### The task
The entries below must be retyped exactly. Pictures are to be omitted.

### Records shown
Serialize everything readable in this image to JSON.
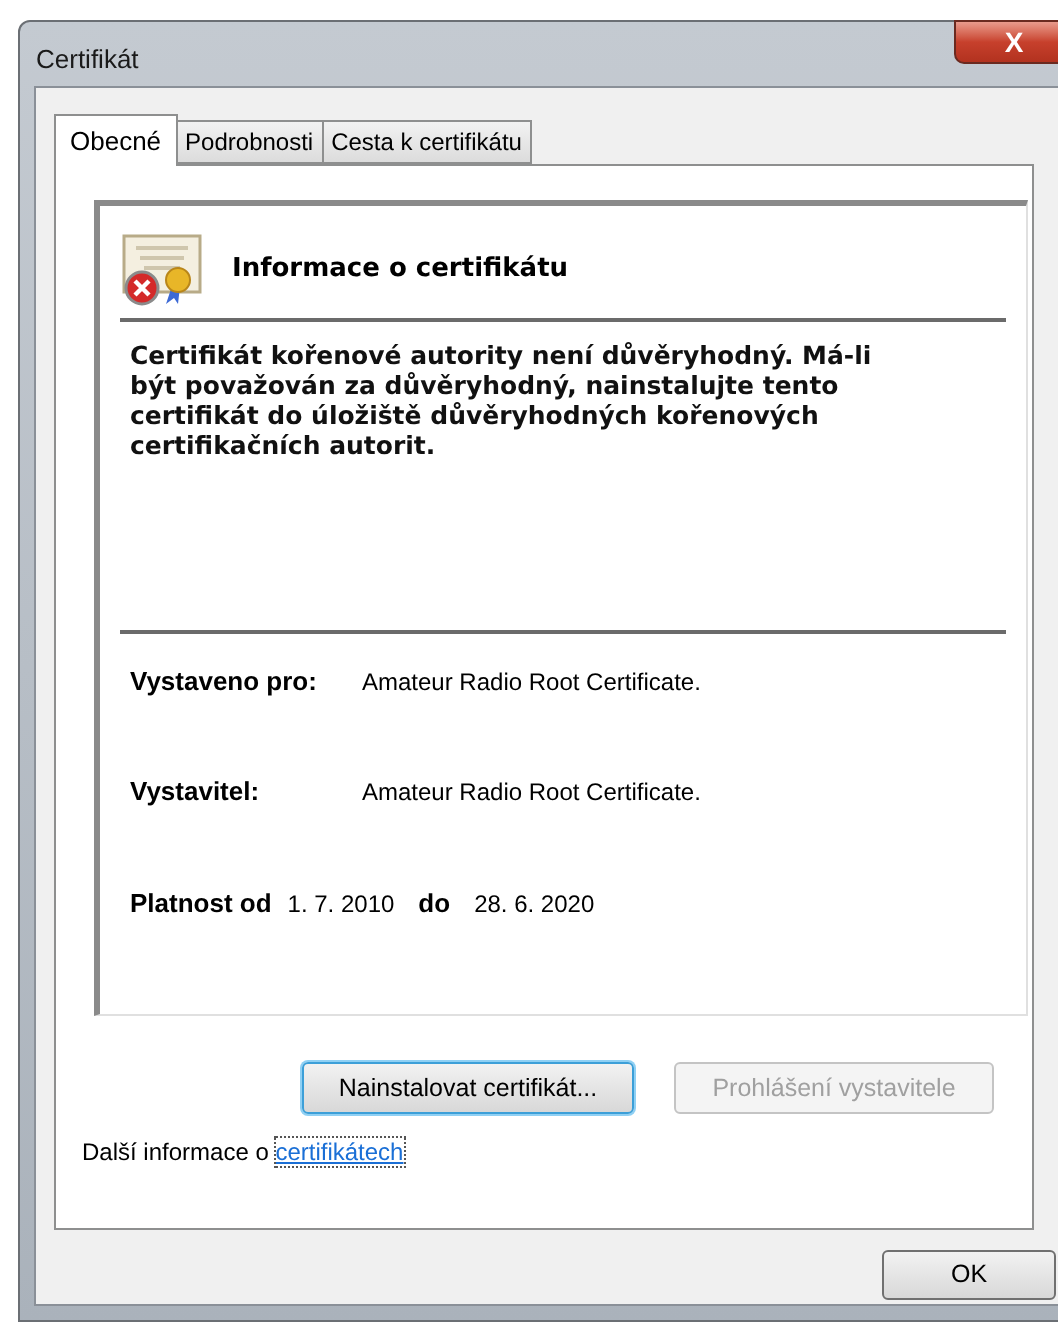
{
  "window": {
    "title": "Certifikát",
    "close": "X"
  },
  "tabs": [
    {
      "label": "Obecné",
      "selected": true
    },
    {
      "label": "Podrobnosti",
      "selected": false
    },
    {
      "label": "Cesta k certifikátu",
      "selected": false
    }
  ],
  "info": {
    "heading": "Informace o certifikátu",
    "message": "Certifikát kořenové autority není důvěryhodný. Má-li být považován za důvěryhodný, nainstalujte tento certifikát do úložiště důvěryhodných kořenových certifikačních autorit.",
    "trusted": false
  },
  "details": [
    {
      "label": "Vystaveno pro:",
      "value": "Amateur Radio Root Certificate."
    },
    {
      "label": "Vystavitel:",
      "value": "Amateur Radio Root Certificate."
    }
  ],
  "validity": {
    "from_label": "Platnost od",
    "from": "1. 7. 2010",
    "to_label": "do",
    "to": "28. 6. 2020"
  },
  "buttons": [
    {
      "label": "Nainstalovat certifikát...",
      "disabled": false,
      "focused": true
    },
    {
      "label": "Prohlášení vystavitele",
      "disabled": true,
      "focused": false
    }
  ],
  "more_info": {
    "text": "Další informace o ",
    "link": "certifikátech"
  },
  "ok_button": "OK"
}
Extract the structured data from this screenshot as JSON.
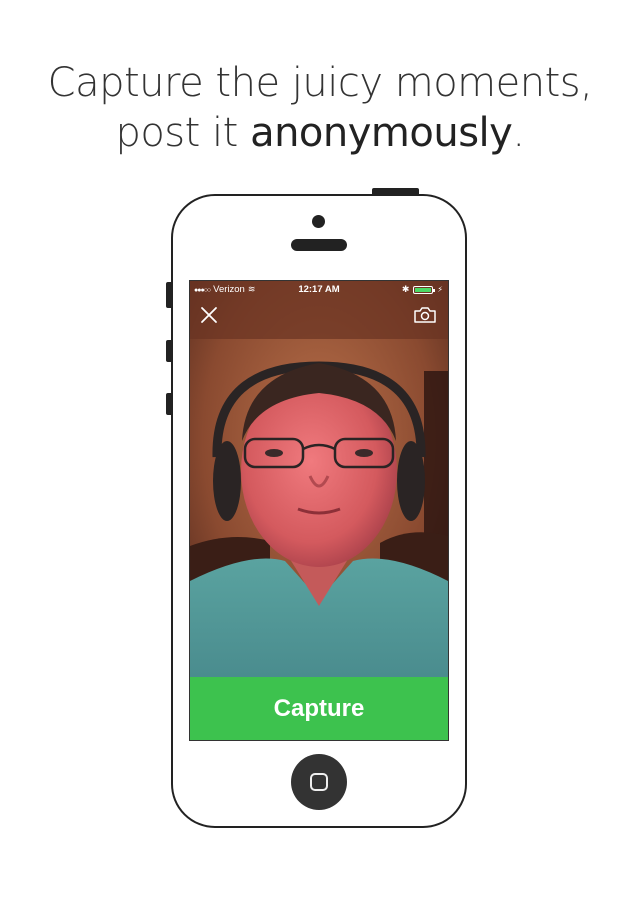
{
  "headline": {
    "line1": "Capture the juicy moments,",
    "line2_prefix": "post it ",
    "line2_bold": "anonymously",
    "line2_suffix": "."
  },
  "status_bar": {
    "carrier": "Verizon",
    "time": "12:17 AM",
    "signal_glyph": "●●●○○",
    "wifi_glyph": "≋",
    "bluetooth_glyph": "✱",
    "charging_glyph": "⚡",
    "battery_level": 1.0,
    "battery_color": "#4cd964"
  },
  "toolbar": {
    "close_icon": "close-icon",
    "switch_camera_icon": "camera-switch-icon"
  },
  "capture": {
    "label": "Capture",
    "color": "#3dc24e"
  },
  "colors": {
    "accent_green": "#3dc24e",
    "phone_outline": "#222222",
    "headline_text": "#333333"
  }
}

### Result
Serialize everything readable in this image to JSON.
{
  "window": {
    "title": "Certifikát",
    "close": "X"
  },
  "tabs": [
    {
      "label": "Obecné",
      "selected": true
    },
    {
      "label": "Podrobnosti",
      "selected": false
    },
    {
      "label": "Cesta k certifikátu",
      "selected": false
    }
  ],
  "info": {
    "heading": "Informace o certifikátu",
    "message": "Certifikát kořenové autority není důvěryhodný. Má-li být považován za důvěryhodný, nainstalujte tento certifikát do úložiště důvěryhodných kořenových certifikačních autorit.",
    "trusted": false
  },
  "details": [
    {
      "label": "Vystaveno pro:",
      "value": "Amateur Radio Root Certificate."
    },
    {
      "label": "Vystavitel:",
      "value": "Amateur Radio Root Certificate."
    }
  ],
  "validity": {
    "from_label": "Platnost od",
    "from": "1. 7. 2010",
    "to_label": "do",
    "to": "28. 6. 2020"
  },
  "buttons": [
    {
      "label": "Nainstalovat certifikát...",
      "disabled": false,
      "focused": true
    },
    {
      "label": "Prohlášení vystavitele",
      "disabled": true,
      "focused": false
    }
  ],
  "more_info": {
    "text": "Další informace o ",
    "link": "certifikátech"
  },
  "ok_button": "OK"
}
Extract the structured data from this screenshot as JSON.
{
  "headline": {
    "line1": "Capture the juicy moments,",
    "line2_prefix": "post it ",
    "line2_bold": "anonymously",
    "line2_suffix": "."
  },
  "status_bar": {
    "carrier": "Verizon",
    "time": "12:17 AM",
    "signal_glyph": "●●●○○",
    "wifi_glyph": "≋",
    "bluetooth_glyph": "✱",
    "charging_glyph": "⚡",
    "battery_level": 1.0,
    "battery_color": "#4cd964"
  },
  "toolbar": {
    "close_icon": "close-icon",
    "switch_camera_icon": "camera-switch-icon"
  },
  "capture": {
    "label": "Capture",
    "color": "#3dc24e"
  },
  "colors": {
    "accent_green": "#3dc24e",
    "phone_outline": "#222222",
    "headline_text": "#333333"
  }
}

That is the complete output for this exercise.